Segment Open

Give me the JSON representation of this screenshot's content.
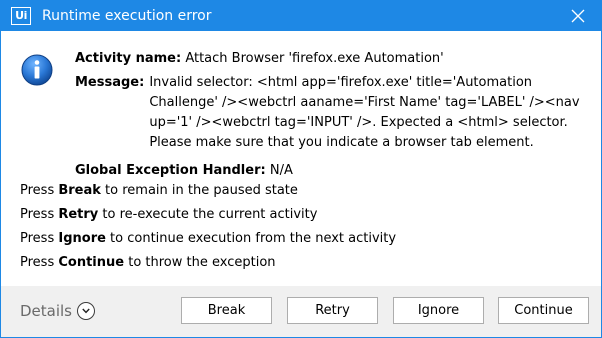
{
  "window": {
    "title": "Runtime execution error",
    "logo_text": "Ui",
    "accent_color": "#1e88e5"
  },
  "icons": {
    "info": "info-icon",
    "close": "close-icon",
    "details_toggle": "chevron-down-icon"
  },
  "error": {
    "activity_label": "Activity name:",
    "activity_value": "Attach Browser 'firefox.exe Automation'",
    "message_label": "Message:",
    "message_value": "Invalid selector: <html app='firefox.exe' title='Automation Challenge' /><webctrl aaname='First Name' tag='LABEL' /><nav up='1' /><webctrl tag='INPUT' />. Expected a <html> selector. Please make sure that you indicate a browser tab element.",
    "handler_label": "Global Exception Handler:",
    "handler_value": "N/A"
  },
  "instructions": [
    {
      "prefix": "Press ",
      "key": "Break",
      "suffix": " to remain in the paused state"
    },
    {
      "prefix": "Press ",
      "key": "Retry",
      "suffix": " to re-execute the current activity"
    },
    {
      "prefix": "Press ",
      "key": "Ignore",
      "suffix": " to continue execution from the next activity"
    },
    {
      "prefix": "Press ",
      "key": "Continue",
      "suffix": " to throw the exception"
    }
  ],
  "footer": {
    "details_label": "Details",
    "buttons": {
      "break": "Break",
      "retry": "Retry",
      "ignore": "Ignore",
      "continue": "Continue"
    }
  }
}
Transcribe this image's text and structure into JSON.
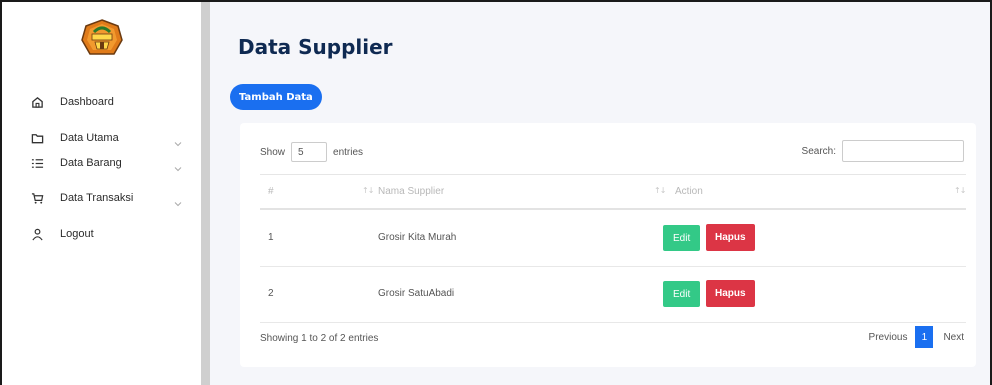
{
  "sidebar": {
    "logo_icon": "crest-logo-icon",
    "items": [
      {
        "label": "Dashboard",
        "icon": "home-icon",
        "has_chevron": false
      },
      {
        "label": "Data Utama",
        "icon": "folder-icon",
        "has_chevron": true
      },
      {
        "label": "Data Barang",
        "icon": "list-icon",
        "has_chevron": true
      },
      {
        "label": "Data Transaksi",
        "icon": "cart-icon",
        "has_chevron": true
      },
      {
        "label": "Logout",
        "icon": "user-icon",
        "has_chevron": false
      }
    ]
  },
  "page": {
    "title": "Data Supplier",
    "add_button": "Tambah Data"
  },
  "table": {
    "show_label": "Show",
    "entries_value": "5",
    "entries_label": "entries",
    "search_label": "Search:",
    "search_value": "",
    "columns": [
      "#",
      "Nama Supplier",
      "Action"
    ],
    "rows": [
      {
        "no": "1",
        "name": "Grosir Kita Murah",
        "edit": "Edit",
        "delete": "Hapus"
      },
      {
        "no": "2",
        "name": "Grosir SatuAbadi",
        "edit": "Edit",
        "delete": "Hapus"
      }
    ],
    "info": "Showing 1 to 2 of 2 entries",
    "pagination": {
      "previous": "Previous",
      "current": "1",
      "next": "Next"
    }
  },
  "colors": {
    "primary": "#1a6ff0",
    "success": "#33c987",
    "danger": "#dc3545",
    "title": "#0f2a52",
    "background": "#f5f6fa"
  }
}
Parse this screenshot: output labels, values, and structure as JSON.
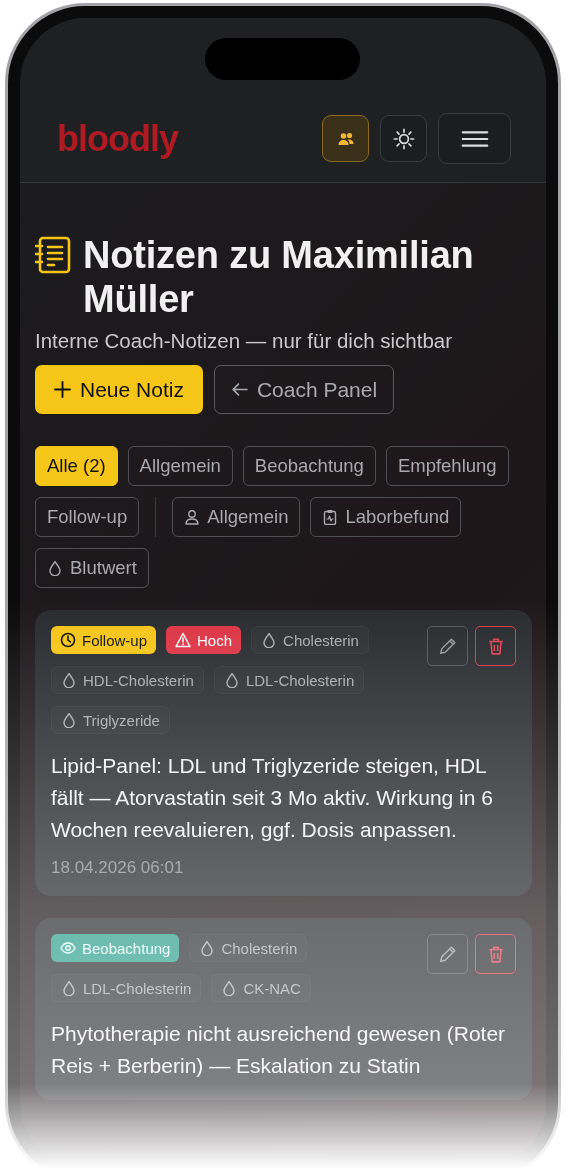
{
  "header": {
    "logo": "bloodly",
    "buttons": [
      {
        "kind": "coach",
        "selected": true
      },
      {
        "kind": "theme",
        "selected": false
      },
      {
        "kind": "menu",
        "selected": false
      }
    ]
  },
  "title": "Notizen zu Maximilian Müller",
  "subtitle": "Interne Coach-Notizen — nur für dich sichtbar",
  "actions": [
    {
      "kind": "primary",
      "label": "Neue Notiz"
    },
    {
      "kind": "back",
      "label": "Coach Panel"
    }
  ],
  "filters": [
    {
      "kind": "type",
      "label": "Alle (2)",
      "selected": true
    },
    {
      "kind": "type",
      "label": "Allgemein",
      "selected": false
    },
    {
      "kind": "type",
      "label": "Beobachtung",
      "selected": false
    },
    {
      "kind": "type",
      "label": "Empfehlung",
      "selected": false
    },
    {
      "kind": "type",
      "label": "Follow-up",
      "selected": false
    },
    {
      "kind": "person",
      "label": "Allgemein",
      "selected": false
    },
    {
      "kind": "lab",
      "label": "Laborbefund",
      "selected": false
    },
    {
      "kind": "blood",
      "label": "Blutwert",
      "selected": false
    }
  ],
  "notes": [
    {
      "tags": [
        {
          "kind": "followup",
          "label": "Follow-up"
        },
        {
          "kind": "priority",
          "label": "Hoch"
        },
        {
          "kind": "marker",
          "label": "Cholesterin"
        },
        {
          "kind": "marker",
          "label": "HDL-Cholesterin"
        },
        {
          "kind": "marker",
          "label": "LDL-Cholesterin"
        },
        {
          "kind": "marker",
          "label": "Triglyzeride"
        }
      ],
      "text": "Lipid-Panel: LDL und Triglyzeride steigen, HDL fällt — Atorvastatin seit 3 Mo aktiv. Wirkung in 6 Wochen reevaluieren, ggf. Dosis anpassen.",
      "date": "18.04.2026 06:01"
    },
    {
      "tags": [
        {
          "kind": "observation",
          "label": "Beobachtung"
        },
        {
          "kind": "marker",
          "label": "Cholesterin"
        },
        {
          "kind": "marker",
          "label": "LDL-Cholesterin"
        },
        {
          "kind": "marker",
          "label": "CK-NAC"
        }
      ],
      "text": "Phytotherapie nicht ausreichend gewesen (Roter Reis + Berberin) — Eskalation zu Statin"
    }
  ]
}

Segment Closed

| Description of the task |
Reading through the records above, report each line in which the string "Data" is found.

| Answer for this exercise |
        "label": "Data Utama",
        "label": "Data Barang",
        "label": "Data Transaksi",
    "title": "Data Supplier",
    "add_button": "Tambah Data"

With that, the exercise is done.